Segment Start: ENTRIES PROVIDED

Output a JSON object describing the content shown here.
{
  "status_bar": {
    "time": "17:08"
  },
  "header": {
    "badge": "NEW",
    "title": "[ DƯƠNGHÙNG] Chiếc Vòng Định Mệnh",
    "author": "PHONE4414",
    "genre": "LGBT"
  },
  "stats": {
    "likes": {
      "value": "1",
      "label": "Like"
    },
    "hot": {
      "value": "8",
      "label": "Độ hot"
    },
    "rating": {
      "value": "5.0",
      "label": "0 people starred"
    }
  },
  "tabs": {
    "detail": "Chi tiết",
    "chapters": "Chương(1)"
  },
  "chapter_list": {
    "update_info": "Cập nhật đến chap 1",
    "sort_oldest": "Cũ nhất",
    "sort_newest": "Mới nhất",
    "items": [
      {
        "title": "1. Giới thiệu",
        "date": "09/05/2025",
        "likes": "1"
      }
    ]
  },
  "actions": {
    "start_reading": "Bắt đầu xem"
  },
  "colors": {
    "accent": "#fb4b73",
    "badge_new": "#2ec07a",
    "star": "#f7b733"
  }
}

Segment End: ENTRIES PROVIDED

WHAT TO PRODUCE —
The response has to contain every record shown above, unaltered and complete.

SOLUTION FOR THIS PROBLEM —
Output a JSON object describing the content shown here.
{
  "status_bar": {
    "time": "17:08"
  },
  "header": {
    "badge": "NEW",
    "title": "[ DƯƠNGHÙNG] Chiếc Vòng Định Mệnh",
    "author": "PHONE4414",
    "genre": "LGBT"
  },
  "stats": {
    "likes": {
      "value": "1",
      "label": "Like"
    },
    "hot": {
      "value": "8",
      "label": "Độ hot"
    },
    "rating": {
      "value": "5.0",
      "label": "0 people starred"
    }
  },
  "tabs": {
    "detail": "Chi tiết",
    "chapters": "Chương(1)"
  },
  "chapter_list": {
    "update_info": "Cập nhật đến chap 1",
    "sort_oldest": "Cũ nhất",
    "sort_newest": "Mới nhất",
    "items": [
      {
        "title": "1. Giới thiệu",
        "date": "09/05/2025",
        "likes": "1"
      }
    ]
  },
  "actions": {
    "start_reading": "Bắt đầu xem"
  },
  "colors": {
    "accent": "#fb4b73",
    "badge_new": "#2ec07a",
    "star": "#f7b733"
  }
}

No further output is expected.